But philosophy is not only rational in this sense – contrary to common views about philosophy propounded since the Enlightenment and propagated widely in conventional university philosophy departments everywhere. Above dianoia, Plato places noesis, not rational analysis, but intellectual seeing, insight, the mind’s apprehension of the truth of things themselves. The medievals called this intellectus. Pieper again puts it well: “intellectus … is the name for the understanding in so far as it is the capacity of simplex intuitus, of that simple vision to which truth offers itself like a landscape to the eye.”
Intellectus is receptive, and is in that sense passive. Contrasted with ratio, intellectus is easy, not because the direct apprehension of truth can be grabbed with ease, but because it cannot be grabbed at all. It can only be received, like wisdom, as a gift. Put differently, the philosopher only becomes a tiny bit wise by seeing true things intellectually, not by arguing his way to clever conclusions.
Human understanding is both, but intellectus is higher, and ought to be treated as such. Logical analysis is all well and good. Philosophy understood as argument is, too. It truly is worth doing, preferably well. But knowledge derived from pure analysis is incomplete without the corresponding apprehension of the truth itself. Plato also called the philosopher the lover of the sight of truth. Playing with words, even if masterfully, is not seeing truth. It is best to have both logic and insight, but if you can only manage one, the latter is incomparably superior.
It is true that relatively few people can argue well. Most of them also can’t tell if the arguments they hear or read in books, in the news, on social media, or in actual inter-personal conversation are good ones. They would all benefit from studying some logic. But too many people who can argue well also cannot see. They can cut up words and arguments, reasoning their way to conclusions that follow logically, but are false. Such reasoning lacks insight. Logical experts don’t see the truth unless they bother to look.
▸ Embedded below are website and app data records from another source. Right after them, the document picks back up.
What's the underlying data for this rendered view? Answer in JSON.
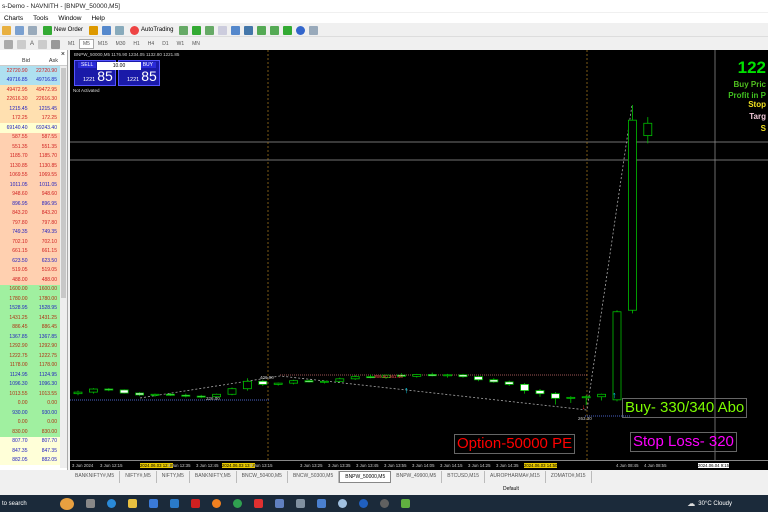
{
  "window": {
    "title": "s-Demo - NAVNITH - [BNPW_50000,M5]"
  },
  "menu": [
    "Charts",
    "Tools",
    "Window",
    "Help"
  ],
  "toolbar": {
    "new_order": "New Order",
    "autotrading": "AutoTrading",
    "timeframes": [
      "M1",
      "M5",
      "M15",
      "M30",
      "H1",
      "H4",
      "D1",
      "W1",
      "MN"
    ],
    "active_timeframe": "M5"
  },
  "market_watch": {
    "bid_label": "Bid",
    "ask_label": "Ask",
    "close": "×",
    "rows": [
      {
        "bid": "22720.90",
        "ask": "22720.90",
        "bg": "#aee0f0",
        "fg": "#d02020"
      },
      {
        "bid": "49716.85",
        "ask": "49716.85",
        "bg": "#aee0f0",
        "fg": "#2020c0"
      },
      {
        "bid": "49472.95",
        "ask": "49472.95",
        "bg": "#ffe0b0",
        "fg": "#d02020"
      },
      {
        "bid": "22616.30",
        "ask": "22616.30",
        "bg": "#ffe0b0",
        "fg": "#d02020"
      },
      {
        "bid": "1215.45",
        "ask": "1215.45",
        "bg": "#ffe0b0",
        "fg": "#2020c0"
      },
      {
        "bid": "172.25",
        "ask": "172.25",
        "bg": "#ffe0b0",
        "fg": "#d02020"
      },
      {
        "bid": "69140.40",
        "ask": "69243.40",
        "bg": "#ffffd0",
        "fg": "#2020c0"
      },
      {
        "bid": "587.55",
        "ask": "587.55",
        "bg": "#ffd0b0",
        "fg": "#d02020"
      },
      {
        "bid": "551.35",
        "ask": "551.35",
        "bg": "#ffd0b0",
        "fg": "#d02020"
      },
      {
        "bid": "1185.70",
        "ask": "1185.70",
        "bg": "#ffd0b0",
        "fg": "#d02020"
      },
      {
        "bid": "1130.85",
        "ask": "1130.85",
        "bg": "#ffd0b0",
        "fg": "#d02020"
      },
      {
        "bid": "1069.55",
        "ask": "1069.55",
        "bg": "#ffd0b0",
        "fg": "#d02020"
      },
      {
        "bid": "1011.05",
        "ask": "1011.05",
        "bg": "#ffd0b0",
        "fg": "#2020c0"
      },
      {
        "bid": "948.60",
        "ask": "948.60",
        "bg": "#ffd0b0",
        "fg": "#d02020"
      },
      {
        "bid": "896.95",
        "ask": "896.95",
        "bg": "#ffd0b0",
        "fg": "#2020c0"
      },
      {
        "bid": "843.20",
        "ask": "843.20",
        "bg": "#ffd0b0",
        "fg": "#d02020"
      },
      {
        "bid": "797.80",
        "ask": "797.80",
        "bg": "#ffd0b0",
        "fg": "#d02020"
      },
      {
        "bid": "749.35",
        "ask": "749.35",
        "bg": "#ffd0b0",
        "fg": "#2020c0"
      },
      {
        "bid": "702.10",
        "ask": "702.10",
        "bg": "#ffd0b0",
        "fg": "#d02020"
      },
      {
        "bid": "661.15",
        "ask": "661.15",
        "bg": "#ffd0b0",
        "fg": "#d02020"
      },
      {
        "bid": "623.50",
        "ask": "623.50",
        "bg": "#ffd0b0",
        "fg": "#2020c0"
      },
      {
        "bid": "519.05",
        "ask": "519.05",
        "bg": "#ffd0b0",
        "fg": "#d02020"
      },
      {
        "bid": "488.00",
        "ask": "488.00",
        "bg": "#ffd0b0",
        "fg": "#d02020"
      },
      {
        "bid": "1600.00",
        "ask": "1600.00",
        "bg": "#a0f0a0",
        "fg": "#b03010"
      },
      {
        "bid": "1780.00",
        "ask": "1780.00",
        "bg": "#a0f0a0",
        "fg": "#b03010"
      },
      {
        "bid": "1528.95",
        "ask": "1528.95",
        "bg": "#a0f0a0",
        "fg": "#2020c0"
      },
      {
        "bid": "1431.25",
        "ask": "1431.25",
        "bg": "#a0f0a0",
        "fg": "#b03010"
      },
      {
        "bid": "886.45",
        "ask": "886.45",
        "bg": "#a0f0a0",
        "fg": "#b03010"
      },
      {
        "bid": "1367.85",
        "ask": "1367.85",
        "bg": "#a0f0a0",
        "fg": "#2020c0"
      },
      {
        "bid": "1292.90",
        "ask": "1292.90",
        "bg": "#a0f0a0",
        "fg": "#b03010"
      },
      {
        "bid": "1222.75",
        "ask": "1222.75",
        "bg": "#a0f0a0",
        "fg": "#b03010"
      },
      {
        "bid": "1178.00",
        "ask": "1178.00",
        "bg": "#a0f0a0",
        "fg": "#b03010"
      },
      {
        "bid": "1124.95",
        "ask": "1124.95",
        "bg": "#a0f0a0",
        "fg": "#2020c0"
      },
      {
        "bid": "1096.30",
        "ask": "1096.30",
        "bg": "#a0f0a0",
        "fg": "#2020c0"
      },
      {
        "bid": "1013.55",
        "ask": "1013.55",
        "bg": "#a0f0a0",
        "fg": "#b03010"
      },
      {
        "bid": "0.00",
        "ask": "0.00",
        "bg": "#a0f0a0",
        "fg": "#b03010"
      },
      {
        "bid": "930.00",
        "ask": "930.00",
        "bg": "#a0f0a0",
        "fg": "#2020c0"
      },
      {
        "bid": "0.00",
        "ask": "0.00",
        "bg": "#a0f0a0",
        "fg": "#b03010"
      },
      {
        "bid": "830.00",
        "ask": "830.00",
        "bg": "#a0f0a0",
        "fg": "#b03010"
      },
      {
        "bid": "807.70",
        "ask": "807.70",
        "bg": "#ffffd8",
        "fg": "#2020c0"
      },
      {
        "bid": "847.35",
        "ask": "847.35",
        "bg": "#ffffd8",
        "fg": "#2020c0"
      },
      {
        "bid": "882.05",
        "ask": "882.05",
        "bg": "#ffffd8",
        "fg": "#2020c0"
      }
    ]
  },
  "chart": {
    "header": "BNPW_50000,M5  1176.90 1234.05 1132.80 1221.85",
    "one_click": {
      "sell": "SELL",
      "buy": "BUY",
      "lot": "10.00",
      "sell_price_small": "1221",
      "sell_price_big": "85",
      "buy_price_small": "1221",
      "buy_price_big": "85",
      "status": "Not Activated"
    },
    "info": {
      "price": "122",
      "buy_price": "Buy Pric",
      "profit": "Profit in P",
      "stop": "Stop",
      "target": "Targ",
      "s": "S"
    },
    "price_labels": {
      "low1": "326.00",
      "high1": "406.90",
      "low2": "263.30",
      "mark": "369.90 361.46"
    },
    "text_boxes": {
      "buy": "Buy- 330/340 Abo",
      "option": "Option-50000 PE",
      "stoploss": "Stop Loss- 320"
    },
    "colors": {
      "bull": "#00c000",
      "bear_body": "#ffffff",
      "buy_text": "#7cfc00",
      "option_text": "#ff0000",
      "stop_text": "#ff00ff"
    },
    "candles": [
      [
        300,
        310,
        295,
        305
      ],
      [
        305,
        318,
        300,
        315
      ],
      [
        315,
        318,
        308,
        312
      ],
      [
        312,
        314,
        300,
        302
      ],
      [
        302,
        305,
        292,
        296
      ],
      [
        296,
        300,
        290,
        298
      ],
      [
        298,
        302,
        293,
        295
      ],
      [
        295,
        300,
        288,
        292
      ],
      [
        292,
        296,
        285,
        290
      ],
      [
        290,
        300,
        287,
        298
      ],
      [
        298,
        320,
        295,
        316
      ],
      [
        316,
        350,
        310,
        340
      ],
      [
        340,
        345,
        325,
        330
      ],
      [
        330,
        336,
        326,
        334
      ],
      [
        334,
        345,
        330,
        342
      ],
      [
        342,
        346,
        336,
        338
      ],
      [
        338,
        342,
        333,
        340
      ],
      [
        340,
        352,
        336,
        348
      ],
      [
        348,
        360,
        344,
        355
      ],
      [
        355,
        362,
        350,
        352
      ],
      [
        352,
        362,
        348,
        360
      ],
      [
        360,
        366,
        354,
        356
      ],
      [
        356,
        364,
        352,
        362
      ],
      [
        362,
        368,
        356,
        358
      ],
      [
        358,
        364,
        352,
        361
      ],
      [
        361,
        364,
        352,
        355
      ],
      [
        355,
        358,
        340,
        345
      ],
      [
        345,
        350,
        335,
        338
      ],
      [
        338,
        342,
        325,
        330
      ],
      [
        330,
        334,
        300,
        310
      ],
      [
        310,
        315,
        290,
        300
      ],
      [
        300,
        305,
        265,
        285
      ],
      [
        285,
        292,
        270,
        288
      ],
      [
        288,
        295,
        263,
        290
      ],
      [
        290,
        300,
        278,
        298
      ],
      [
        280,
        570,
        275,
        565
      ],
      [
        570,
        1234,
        560,
        1185
      ],
      [
        1135,
        1195,
        1110,
        1175
      ]
    ],
    "time_labels": [
      {
        "t": "3 Jun 2024"
      },
      {
        "t": "3 Jun 12:15"
      },
      {
        "t": "2024.06.03 12:30",
        "hl": "y"
      },
      {
        "t": "3 Jun 12:35"
      },
      {
        "t": "3 Jun 12:45"
      },
      {
        "t": "2024.06.03 13:10",
        "hl": "y"
      },
      {
        "t": "3 Jun 13:15"
      },
      {
        "t": "3 Jun 13:25"
      },
      {
        "t": "3 Jun 13:35"
      },
      {
        "t": "3 Jun 13:45"
      },
      {
        "t": "3 Jun 13:55"
      },
      {
        "t": "3 Jun 14:05"
      },
      {
        "t": "3 Jun 14:15"
      },
      {
        "t": "3 Jun 14:25"
      },
      {
        "t": "3 Jun 14:35"
      },
      {
        "t": "2024.06.03 14:50",
        "hl": "y"
      },
      {
        "t": "4 Jun 08:45"
      },
      {
        "t": "4 Jun 08:55"
      },
      {
        "t": "2024.06.04 9:15",
        "hl": "w"
      }
    ]
  },
  "tabs": [
    "BANKNIFTY#,M5",
    "NIFTY#,M5",
    "NIFTY,M5",
    "BANKNIFTY,M5",
    "BNCW_50400,M5",
    "BNCW_50300,M5",
    "BNPW_50000,M5",
    "BNPW_49900,M5",
    "BTCUSD,M15",
    "AUROPHARMA#,M15",
    "ZOMATO#,M15"
  ],
  "active_tab": "BNPW_50000,M5",
  "status": {
    "profile": "Default"
  },
  "taskbar": {
    "search": "to search",
    "weather": "30°C  Cloudy"
  }
}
We need to start looking more often and more carefully. I mean that literally as well as figuratively. Looking closely at the world around us, seeing its beauty and goodness, is good in itself, and it serves as an excellent preparation for seeing with the mind’s eye. In Adoration we rest in the presence of the Truth. In it the object of our deepest and most fitting love is received, not grabbed; it is beheld, not parsed out with clever and incisive words. To repeat: we should all go to Adoration more often than we do presently; philosophers, Catholic or not, too.